*Your assignment*.
The whole listing should be retyped word for word, apart from the pictures it holds.

*Records shown*.
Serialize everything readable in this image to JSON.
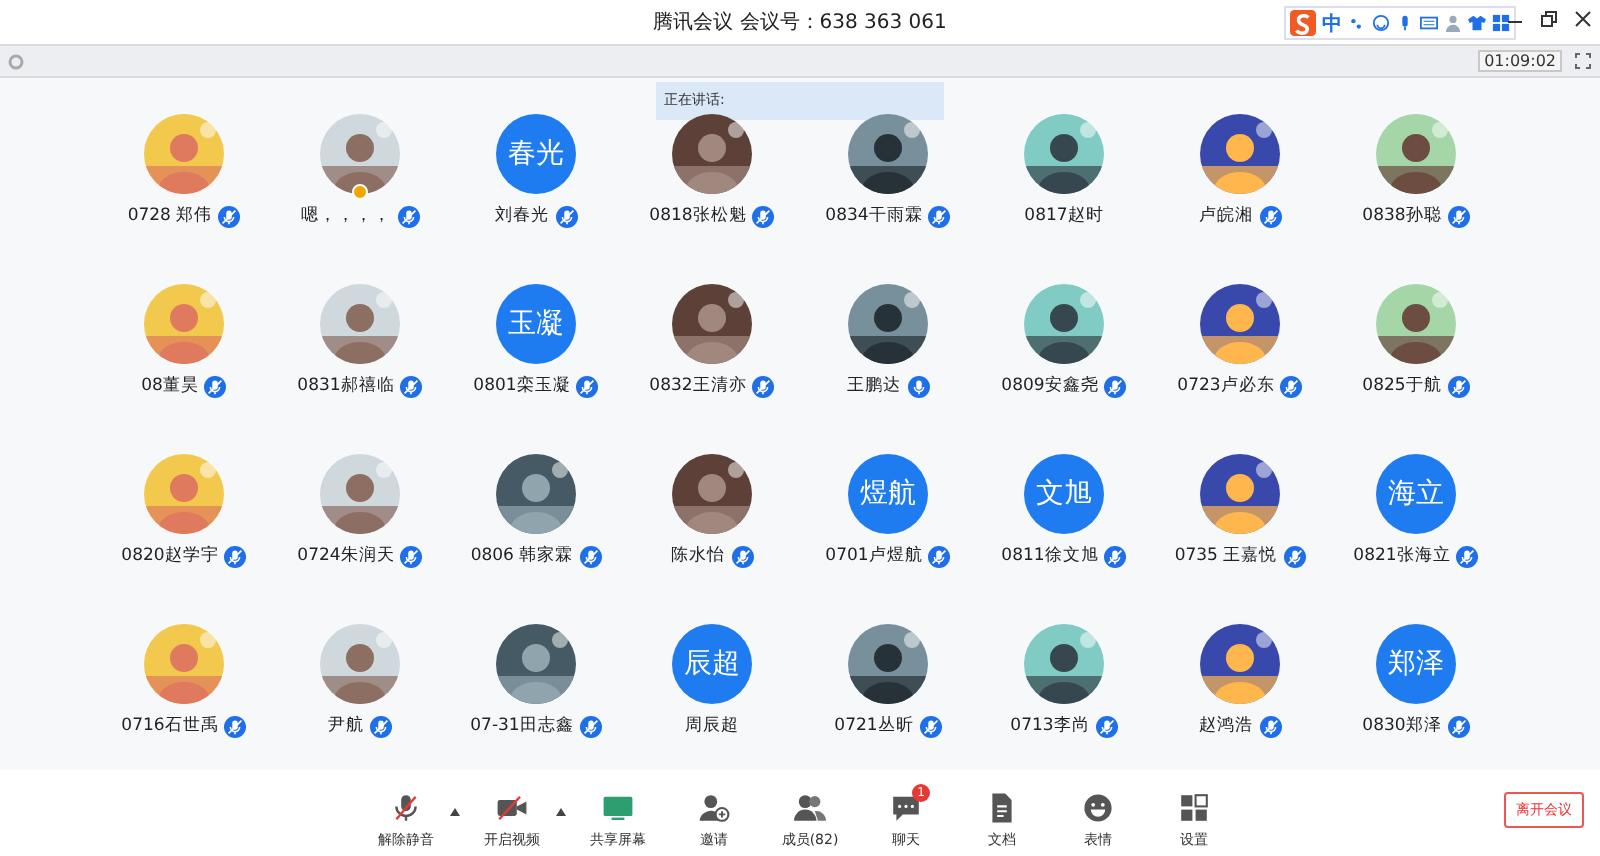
{
  "window": {
    "title": "腾讯会议 会议号：638 363 061"
  },
  "ime_bar": {
    "mode": "中"
  },
  "timer": "01:09:02",
  "speaking_toast": "正在讲话:",
  "participants": [
    {
      "name": "0728 郑伟",
      "muted": true
    },
    {
      "name": "嗯，，，，",
      "muted": true,
      "host": true
    },
    {
      "name": "刘春光",
      "kind": "text",
      "avatar_text": "春光",
      "muted": true
    },
    {
      "name": "0818张松魁",
      "muted": true
    },
    {
      "name": "0834干雨霖",
      "muted": true
    },
    {
      "name": "0817赵时"
    },
    {
      "name": "卢皖湘",
      "muted": true
    },
    {
      "name": "0838孙聪",
      "muted": true
    },
    {
      "name": "08董昊",
      "muted": true
    },
    {
      "name": "0831郝禧临",
      "muted": true
    },
    {
      "name": "0801栾玉凝",
      "kind": "text",
      "avatar_text": "玉凝",
      "muted": true
    },
    {
      "name": "0832王清亦",
      "muted": true
    },
    {
      "name": "王鹏达",
      "muted": false
    },
    {
      "name": "0809安鑫尧",
      "muted": true
    },
    {
      "name": "0723卢必东",
      "muted": true
    },
    {
      "name": "0825于航",
      "muted": true
    },
    {
      "name": "0820赵学宇",
      "muted": true
    },
    {
      "name": "0724朱润天",
      "muted": true
    },
    {
      "name": "0806 韩家霖",
      "muted": true
    },
    {
      "name": "陈水怡",
      "muted": true
    },
    {
      "name": "0701卢煜航",
      "kind": "text",
      "avatar_text": "煜航",
      "muted": true
    },
    {
      "name": "0811徐文旭",
      "kind": "text",
      "avatar_text": "文旭",
      "muted": true
    },
    {
      "name": "0735 王嘉悦",
      "muted": true
    },
    {
      "name": "0821张海立",
      "kind": "text",
      "avatar_text": "海立",
      "muted": true
    },
    {
      "name": "0716石世禹",
      "muted": true
    },
    {
      "name": "尹航",
      "muted": true
    },
    {
      "name": "07-31田志鑫",
      "muted": true
    },
    {
      "name": "周辰超",
      "kind": "text",
      "avatar_text": "辰超"
    },
    {
      "name": "0721丛昕",
      "muted": true
    },
    {
      "name": "0713李尚",
      "muted": true
    },
    {
      "name": "赵鸿浩",
      "muted": true
    },
    {
      "name": "0830郑泽",
      "kind": "text",
      "avatar_text": "郑泽",
      "muted": true
    }
  ],
  "toolbar": [
    {
      "label": "解除静音",
      "kind": "mic",
      "caret": true
    },
    {
      "label": "开启视频",
      "kind": "video",
      "caret": true
    },
    {
      "label": "共享屏幕",
      "kind": "share"
    },
    {
      "label": "邀请",
      "kind": "invite"
    },
    {
      "label": "成员(82)",
      "kind": "members"
    },
    {
      "label": "聊天",
      "kind": "chat",
      "badge": "1"
    },
    {
      "label": "文档",
      "kind": "doc"
    },
    {
      "label": "表情",
      "kind": "emoji"
    },
    {
      "label": "设置",
      "kind": "settings"
    }
  ],
  "leave_button": "离开会议"
}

*Written answer*.
Serialize everything readable in this image to JSON.
{
  "window": {
    "title": "腾讯会议 会议号：638 363 061"
  },
  "ime_bar": {
    "mode": "中"
  },
  "timer": "01:09:02",
  "speaking_toast": "正在讲话:",
  "participants": [
    {
      "name": "0728 郑伟",
      "muted": true
    },
    {
      "name": "嗯，，，，",
      "muted": true,
      "host": true
    },
    {
      "name": "刘春光",
      "kind": "text",
      "avatar_text": "春光",
      "muted": true
    },
    {
      "name": "0818张松魁",
      "muted": true
    },
    {
      "name": "0834干雨霖",
      "muted": true
    },
    {
      "name": "0817赵时"
    },
    {
      "name": "卢皖湘",
      "muted": true
    },
    {
      "name": "0838孙聪",
      "muted": true
    },
    {
      "name": "08董昊",
      "muted": true
    },
    {
      "name": "0831郝禧临",
      "muted": true
    },
    {
      "name": "0801栾玉凝",
      "kind": "text",
      "avatar_text": "玉凝",
      "muted": true
    },
    {
      "name": "0832王清亦",
      "muted": true
    },
    {
      "name": "王鹏达",
      "muted": false
    },
    {
      "name": "0809安鑫尧",
      "muted": true
    },
    {
      "name": "0723卢必东",
      "muted": true
    },
    {
      "name": "0825于航",
      "muted": true
    },
    {
      "name": "0820赵学宇",
      "muted": true
    },
    {
      "name": "0724朱润天",
      "muted": true
    },
    {
      "name": "0806 韩家霖",
      "muted": true
    },
    {
      "name": "陈水怡",
      "muted": true
    },
    {
      "name": "0701卢煜航",
      "kind": "text",
      "avatar_text": "煜航",
      "muted": true
    },
    {
      "name": "0811徐文旭",
      "kind": "text",
      "avatar_text": "文旭",
      "muted": true
    },
    {
      "name": "0735 王嘉悦",
      "muted": true
    },
    {
      "name": "0821张海立",
      "kind": "text",
      "avatar_text": "海立",
      "muted": true
    },
    {
      "name": "0716石世禹",
      "muted": true
    },
    {
      "name": "尹航",
      "muted": true
    },
    {
      "name": "07-31田志鑫",
      "muted": true
    },
    {
      "name": "周辰超",
      "kind": "text",
      "avatar_text": "辰超"
    },
    {
      "name": "0721丛昕",
      "muted": true
    },
    {
      "name": "0713李尚",
      "muted": true
    },
    {
      "name": "赵鸿浩",
      "muted": true
    },
    {
      "name": "0830郑泽",
      "kind": "text",
      "avatar_text": "郑泽",
      "muted": true
    }
  ],
  "toolbar": [
    {
      "label": "解除静音",
      "kind": "mic",
      "caret": true
    },
    {
      "label": "开启视频",
      "kind": "video",
      "caret": true
    },
    {
      "label": "共享屏幕",
      "kind": "share"
    },
    {
      "label": "邀请",
      "kind": "invite"
    },
    {
      "label": "成员(82)",
      "kind": "members"
    },
    {
      "label": "聊天",
      "kind": "chat",
      "badge": "1"
    },
    {
      "label": "文档",
      "kind": "doc"
    },
    {
      "label": "表情",
      "kind": "emoji"
    },
    {
      "label": "设置",
      "kind": "settings"
    }
  ],
  "leave_button": "离开会议"
}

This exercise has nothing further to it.